profession

Hospitals can save $10 million a year with safety measures

Single rooms with plenty of natural light and ceiling-mounted patient lifts shorten lengths of stay and reduce workers' compensation costs, experts say.

By — Posted Feb. 2, 2011

Print  |   Email  |   Respond  |   Reprints  |   Like Facebook  |   Share Twitter  |   Tweet Linkedin

Single-bed patient rooms, wider bathroom doors, ubiquitous hand-hygiene facilities and other hospital design elements add to the costs of construction but can pay for themselves within a few years, according to a series of journal articles published in January.

A package of evidence-based elements such as single rooms with bigger windows and ceiling-mounted patient lifts would add about $30 million to the cost of building a 300-bed, $320 million hospital. But the design could save an estimated $10 million a year by shortening lengths of stay and cutting workers' compensation costs, said the lead article of a set essays in the January/February Hastings Center Report (link).

The journal is published by The Hastings Center, a Garrison, N.Y.-based bioethics think tank.

Many previous studies have concluded that adding safety measures to hospital design can help prevent patient falls, infections and worker injuries, the article said.

"Nothing in this article is about frills," said lead author Blair L. Sadler, a former hospital CEO who is now an industry consultant and a senior fellow at the Cambridge, Mass.-based Institute for Healthcare Improvement. "This is not about a soaring 20-foot atrium and fancy marble whatever. This is not the Ritz-Carlton. This is sensible ... thoughtful stuff that makes a real difference in patients' lives and therefore can help hospitals do better in the marketplace."

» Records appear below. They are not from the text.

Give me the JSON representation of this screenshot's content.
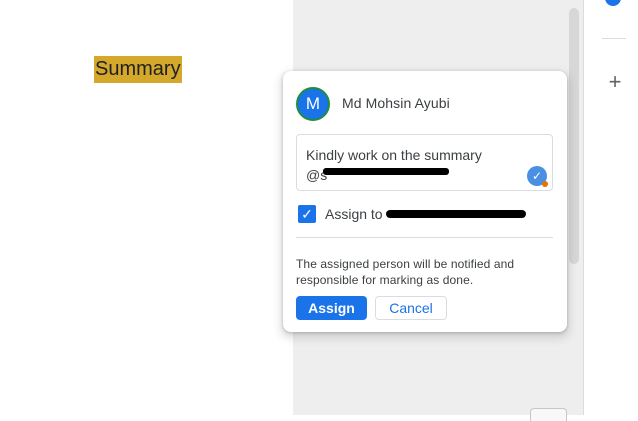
{
  "document": {
    "highlighted_text": "Summary"
  },
  "comment_card": {
    "avatar_initial": "M",
    "author_name": "Md Mohsin Ayubi",
    "comment_text": "Kindly work on the summary\n@s",
    "assign_label": "Assign to",
    "assign_checked": true,
    "info_text": "The assigned person will be notified and responsible for marking as done.",
    "assign_button": "Assign",
    "cancel_button": "Cancel"
  },
  "side_panel": {
    "add_icon": "+"
  },
  "icons": {
    "check": "check-icon",
    "add": "add-icon"
  },
  "colors": {
    "highlight": "#d4a82a",
    "accent": "#1a73e8",
    "avatar_ring": "#1e8e3e",
    "canvas_bg": "#eeeeee"
  }
}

Comparing old hospitals and new

Most of the cost and quality data on the effects of health design come from studies of outcomes during a baseline period in the old hospital compared with experience in the newly constructed facility. One case study in the journal examined results at the 432-bed Sacred Heart Medical Center in Eugene, Ore.

The new building's design includes single-patient rooms, lots of natural light and soothing art and warm colors on the walls. The hospital's length of stay fell from 4.18 days in the old hospital to 3.82 days, even though the patient population in the new facility was sicker. Patient satisfaction scores jumped to 86%. Meanwhile, costs per adjusted discharge dropped 5.4%, or $790 per admission, from $14,559 to $13,769.

More hospital executives are picking up on the trend, Sadler said, and the American Institute of Architects has endorsed single-patient rooms as a hospital design standard. The barriers to widespread adoption of design-safety ideas include lack of familiarity with the evidence and the difficulty of justifying upfront capital costs with longer-term savings, said Sadler, a former member of the Center for Health Design's board of directors.

Beyond quality improvement and cost cutting, Sadler sees an ethical dimension to the question of health care design.

"When you have environmental attributes that contribute to reducing errors and harm, isn't there an ethical imperative to use them?" he asked.

Back to top


ADVERTISEMENT

ADVERTISE HERE


Featured
Read story

Confronting bias against obese patients

Medical educators are starting to raise awareness about how weight-related stigma can impair patient-physician communication and the treatment of obesity. Read story


Read story

Goodbye

American Medical News is ceasing publication after 55 years of serving physicians by keeping them informed of their rapidly changing profession. Read story


Read story

Policing medical practice employees after work

Doctors can try to regulate staff actions outside the office, but they must watch what they try to stamp out and how they do it. Read story


Read story

Diabetes prevention: Set on a course for lifestyle change

The YMCA's evidence-based program is helping prediabetic patients eat right, get active and lose weight. Read story


Read story

Medicaid's muddled preventive care picture

The health system reform law promises no-cost coverage of a lengthy list of screenings and other prevention services, but some beneficiaries still might miss out. Read story


Read story

How to get tax breaks for your medical practice

Federal, state and local governments offer doctors incentives because practices are recognized as economic engines. But physicians must know how and where to find them. Read story


Read story

Advance pay ACOs: A down payment on Medicare's future

Accountable care organizations that pay doctors up-front bring practice improvements, but it's unclear yet if program actuaries will see a return on investment. Read story


Read story

Physician liability: Your team, your legal risk

When health care team members drop the ball, it's often doctors who end up in court. How can physicians improve such care and avoid risks? Read story